The Department of Health and Human Services Office of Inspector General will begin enforcing information blocking penalties today, which include potential compliance violations for “acts and omissions” and penalties up to $1 million.
Info blocking, info sharing and consumer education
Healthcare IT vendors have been getting ready for two years to make patient electronic health information available for access, exchange or use on September 1, according to leaders from the Electronic Health Record Association.
They can use patient portals, other web interfaces, APIs, and an abundance of technologies and platforms to make it happen. However, while OIG published its final rule on June 27, the Office of the National Coordinator for Health IT is still working out certification rules proposed earlier this year, they told Healthcare IT News this week.
“Information blocking isn’t finished from a regulatory perspective,” said Leigh Burchell with Altera Digital Health, vice chair of the EHRA’s information blocking compliance task force and member of the organization’s executive committee.
“ONC is continually releasing new things that are all towards that purpose of easing access, exchange and use of information. So while the enforcement date from OIG starts [today], we know there’s still more coming. We’re all just going to kind of keep chugging along delivering what we need to deliver. It’s the right thing to do, and it’s not finished from a regulatory perspective,” she said.
Info sharing is what the organization has come to call its unprecedented efforts to work together and make patient data accessibility happen and pave the way for healthcare providers to deliver more comprehensive care.
EHRA has voiced reservations about IT companies balancing new regulatory compliance with other HHS requirements. But despite being competitors, Burchell, David Bucciferro with Foothold Technology-Radicle Health and chair of the EHRA’s executive committee, and Dr. Bill Hayes with CPSI and EHRA vice chair, all felt its members rose to the challenges posed to them under the intent of the Cures Act.

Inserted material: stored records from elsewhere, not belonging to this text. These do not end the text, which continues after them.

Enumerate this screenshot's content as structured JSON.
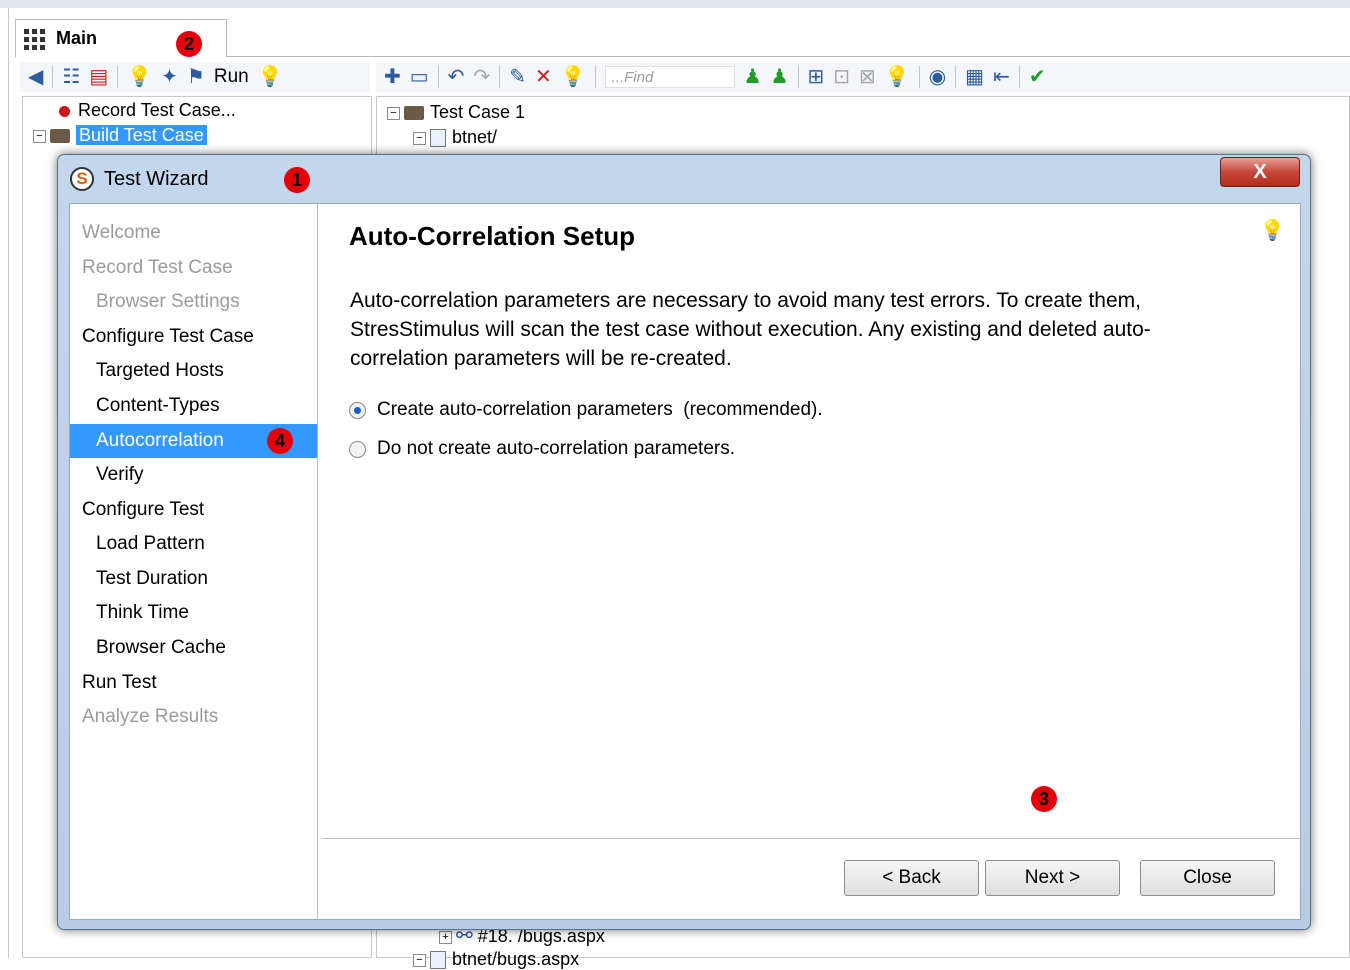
{
  "app": {
    "main_tab_label": "Main",
    "left_toolbar": {
      "run_label": "Run"
    },
    "right_toolbar": {
      "find_placeholder": "...Find"
    },
    "left_tree": [
      {
        "label": "Record Test Case..."
      },
      {
        "label": "Build Test Case",
        "selected": true
      }
    ],
    "right_tree": [
      {
        "label": "Test Case 1"
      },
      {
        "label": "btnet/"
      },
      {
        "label": "#18. /bugs.aspx"
      },
      {
        "label": "btnet/bugs.aspx"
      }
    ]
  },
  "annotations": [
    "1",
    "2",
    "3",
    "4"
  ],
  "dialog": {
    "title": "Test Wizard",
    "close_glyph": "X",
    "nav": [
      {
        "label": "Welcome",
        "level": 1,
        "state": "disabled"
      },
      {
        "label": "Record Test Case",
        "level": 1,
        "state": "disabled"
      },
      {
        "label": "Browser Settings",
        "level": 2,
        "state": "disabled"
      },
      {
        "label": "Configure Test Case",
        "level": 1,
        "state": "normal"
      },
      {
        "label": "Targeted Hosts",
        "level": 2,
        "state": "normal"
      },
      {
        "label": "Content-Types",
        "level": 2,
        "state": "normal"
      },
      {
        "label": "Autocorrelation",
        "level": 2,
        "state": "selected"
      },
      {
        "label": "Verify",
        "level": 2,
        "state": "normal"
      },
      {
        "label": "Configure Test",
        "level": 1,
        "state": "normal"
      },
      {
        "label": "Load Pattern",
        "level": 2,
        "state": "normal"
      },
      {
        "label": "Test Duration",
        "level": 2,
        "state": "normal"
      },
      {
        "label": "Think Time",
        "level": 2,
        "state": "normal"
      },
      {
        "label": "Browser Cache",
        "level": 2,
        "state": "normal"
      },
      {
        "label": "Run Test",
        "level": 1,
        "state": "normal"
      },
      {
        "label": "Analyze Results",
        "level": 1,
        "state": "disabled"
      }
    ],
    "heading": "Auto-Correlation Setup",
    "description": "Auto-correlation parameters are necessary to avoid many test errors. To create them, StresStimulus will scan the test case without execution. Any existing and deleted auto-correlation parameters will be re-created.",
    "options": [
      {
        "label": "Create auto-correlation parameters  (recommended).",
        "checked": true
      },
      {
        "label": "Do not create auto-correlation parameters.",
        "checked": false
      }
    ],
    "buttons": {
      "back": "< Back",
      "next": "Next >",
      "close": "Close"
    }
  }
}
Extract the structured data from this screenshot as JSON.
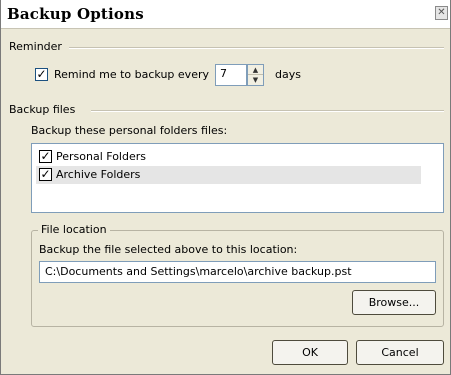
{
  "window": {
    "title": "Backup Options",
    "close_glyph": "✕"
  },
  "reminder": {
    "group_label": "Reminder",
    "checkbox_checked": true,
    "checkbox_label": "Remind me to backup every",
    "interval_value": "7",
    "interval_unit": "days"
  },
  "backup_files": {
    "group_label": "Backup files",
    "list_label": "Backup these personal folders files:",
    "items": [
      {
        "label": "Personal Folders",
        "checked": true,
        "selected": false
      },
      {
        "label": "Archive Folders",
        "checked": true,
        "selected": true
      }
    ]
  },
  "file_location": {
    "legend": "File location",
    "description": "Backup the file selected above to this location:",
    "path": "C:\\Documents and Settings\\marcelo\\archive backup.pst",
    "browse_label": "Browse..."
  },
  "footer": {
    "ok_label": "OK",
    "cancel_label": "Cancel"
  },
  "icons": {
    "check": "check-icon",
    "spin_up": "chevron-up-icon",
    "spin_down": "chevron-down-icon",
    "close": "close-icon"
  },
  "colors": {
    "dialog_bg": "#ece9d8",
    "input_border": "#7f9db9",
    "selected_row": "#e5e5e5"
  }
}
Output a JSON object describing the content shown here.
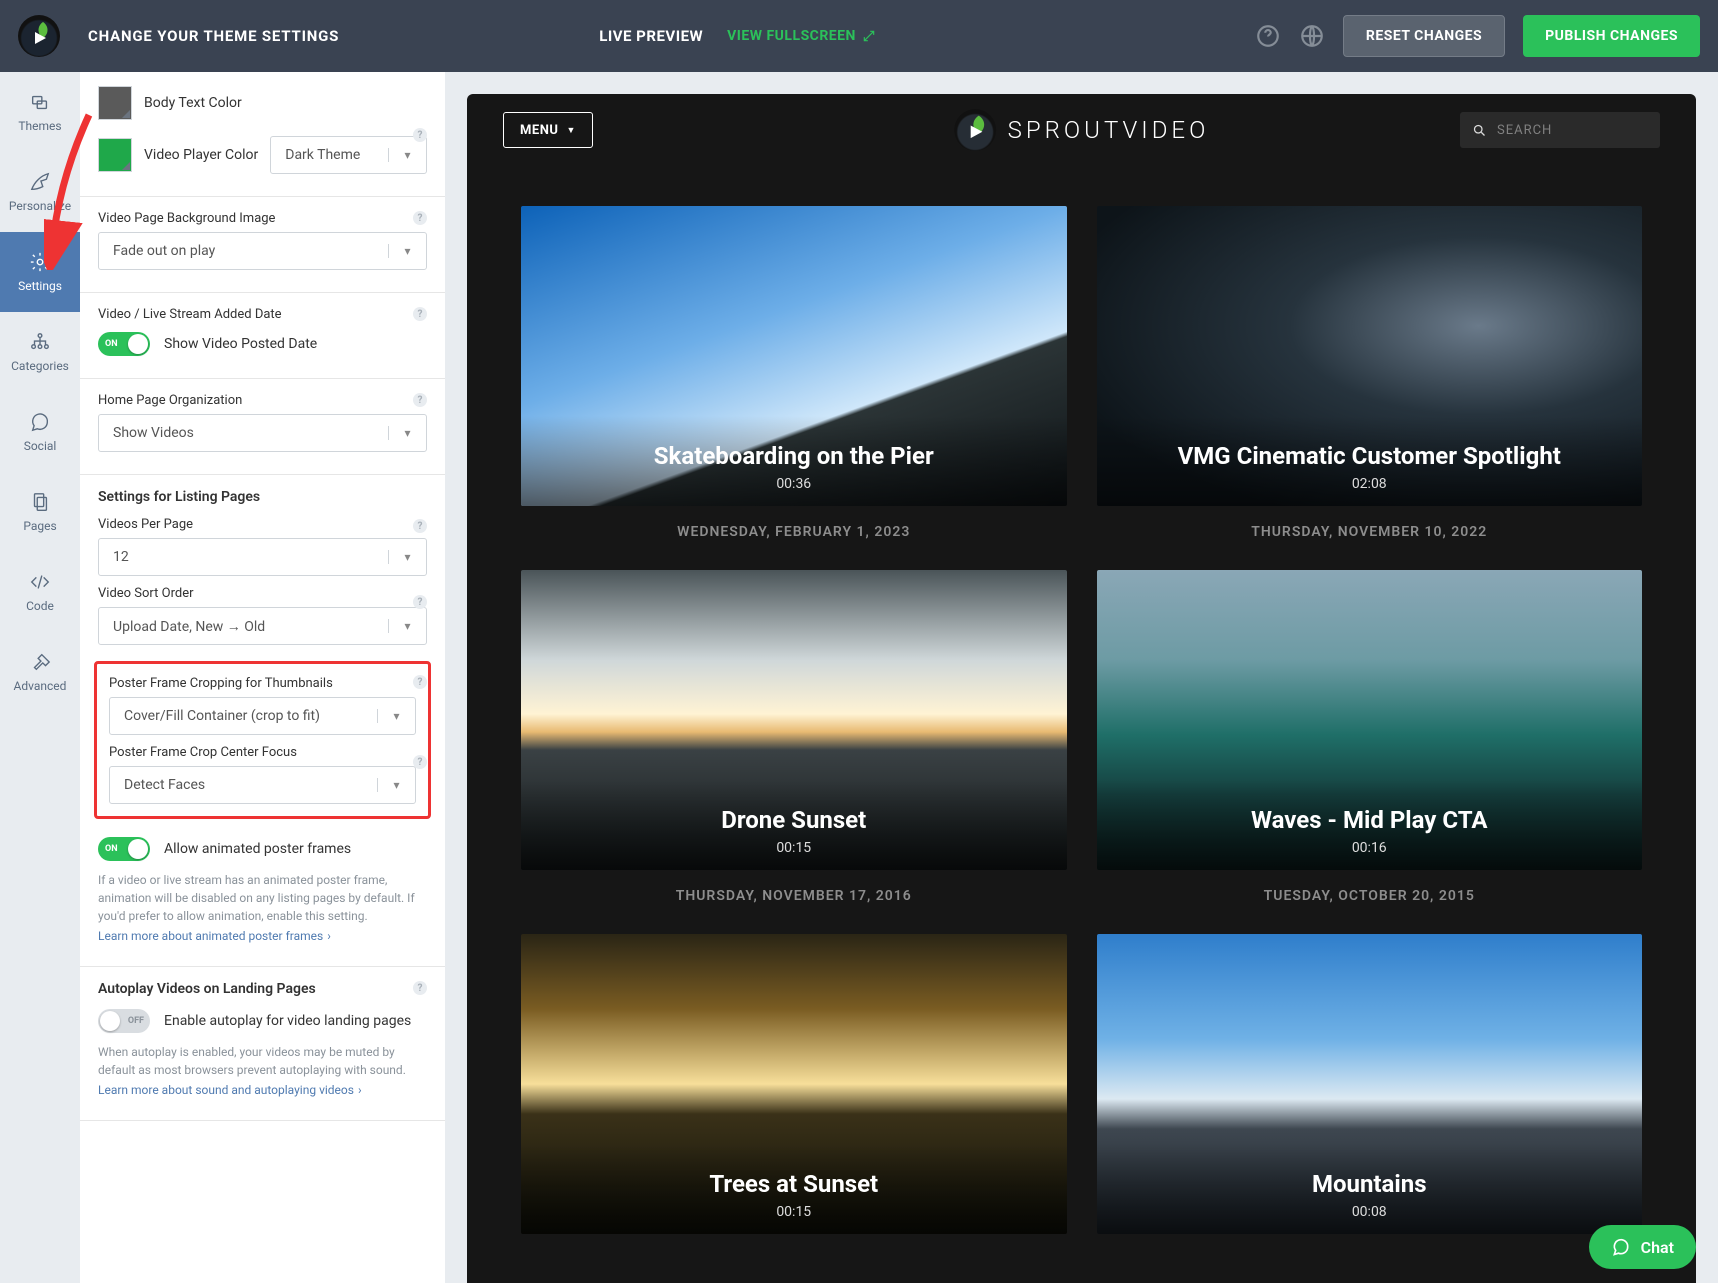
{
  "topbar": {
    "title": "CHANGE YOUR THEME SETTINGS",
    "live_preview": "LIVE PREVIEW",
    "view_fullscreen": "VIEW FULLSCREEN",
    "reset": "RESET CHANGES",
    "publish": "PUBLISH CHANGES"
  },
  "rail": {
    "items": [
      {
        "label": "Themes"
      },
      {
        "label": "Personalize"
      },
      {
        "label": "Settings"
      },
      {
        "label": "Categories"
      },
      {
        "label": "Social"
      },
      {
        "label": "Pages"
      },
      {
        "label": "Code"
      },
      {
        "label": "Advanced"
      }
    ]
  },
  "settings": {
    "body_text_color_label": "Body Text Color",
    "video_player_color_label": "Video Player Color",
    "video_player_color_value": "Dark Theme",
    "bg_image_label": "Video Page Background Image",
    "bg_image_value": "Fade out on play",
    "added_date_label": "Video / Live Stream Added Date",
    "added_date_toggle_text": "Show Video Posted Date",
    "added_date_toggle_state": "ON",
    "home_org_label": "Home Page Organization",
    "home_org_value": "Show Videos",
    "listing_header": "Settings for Listing Pages",
    "videos_per_page_label": "Videos Per Page",
    "videos_per_page_value": "12",
    "sort_label": "Video Sort Order",
    "sort_value": "Upload Date, New → Old",
    "crop_label": "Poster Frame Cropping for Thumbnails",
    "crop_value": "Cover/Fill Container (crop to fit)",
    "focus_label": "Poster Frame Crop Center Focus",
    "focus_value": "Detect Faces",
    "anim_toggle_text": "Allow animated poster frames",
    "anim_toggle_state": "ON",
    "anim_note": "If a video or live stream has an animated poster frame, animation will be disabled on any listing pages by default. If you'd prefer to allow animation, enable this setting.",
    "anim_link": "Learn more about animated poster frames",
    "autoplay_header": "Autoplay Videos on Landing Pages",
    "autoplay_toggle_text": "Enable autoplay for video landing pages",
    "autoplay_toggle_state": "OFF",
    "autoplay_note": "When autoplay is enabled, your videos may be muted by default as most browsers prevent autoplaying with sound.",
    "autoplay_link": "Learn more about sound and autoplaying videos"
  },
  "preview": {
    "menu": "MENU",
    "brand": "SPROUTVIDEO",
    "search_placeholder": "SEARCH",
    "videos": [
      {
        "title": "Skateboarding on the Pier",
        "duration": "00:36",
        "date": "WEDNESDAY, FEBRUARY 1, 2023",
        "bg": "bg1"
      },
      {
        "title": "VMG Cinematic Customer Spotlight",
        "duration": "02:08",
        "date": "THURSDAY, NOVEMBER 10, 2022",
        "bg": "bg2"
      },
      {
        "title": "Drone Sunset",
        "duration": "00:15",
        "date": "THURSDAY, NOVEMBER 17, 2016",
        "bg": "bg3"
      },
      {
        "title": "Waves - Mid Play CTA",
        "duration": "00:16",
        "date": "TUESDAY, OCTOBER 20, 2015",
        "bg": "bg4"
      },
      {
        "title": "Trees at Sunset",
        "duration": "00:15",
        "date": "",
        "bg": "bg5"
      },
      {
        "title": "Mountains",
        "duration": "00:08",
        "date": "",
        "bg": "bg6"
      }
    ]
  },
  "chat": {
    "label": "Chat"
  }
}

Bucciferro pointed out that facing info blocking brought the industry together in a unique way – “as in trying to help each other understand ways of sharing information within the rules that are being put in front of us,” he said.
“It was very refreshing from the start of our information group that started off as information blocking. Once we got through understanding what was being asked for, all of our companies shifted towards an information sharing perspective,” he said.
“Agreed. That is the whole concept of this thing,” Hayes said.
Critical to the work of regulatory compliance for health IT, they say, is educating healthcare consumers so they understand “what is being shared, how it can be shared and what various pieces of patient data may not be shared.”
That is going to be challenging enough for vendors to grapple with. A patchwork of developing privacy laws at both the federal and state levels will require juggling, such as a referendum on the 2024 ballot in Maryland that would legally restrict reproductive data.
Then there’s the legal cases.
Burchell said there have been a lot of conversations lately about what happens if a patient comes directly to a vendor to get their data if they can’t get it from their doctors, since providers are not currently disincentivized with penalties.
“What are the information blocking implications? What does that look like, especially for on-premise installations where we don’t actually control the data?”
Over the next couple of years, there will be a lot of conversations. Healthcare entities may be required to follow state or federal laws applicable to the release of medical records, which can raise allegations of privacy breaches under HIPAA.
“There are so many scenarios where there are these use cases around data segmentation and withholding of data that I think we’re going to see worked out probably in the courts,” Burchell said.
The HHS Office of Civil Rights is currently investigating Vanderbilt University Medical Center over a legal battle with transgender patients who say the unauthorized disclosure of their personal health information to Tennessee Attorney General Jonathan Skrmetti was a privacy violation.
Andrea Fox is senior editor of Healthcare IT News.
Healthcare IT News is a HIMSS Media publication.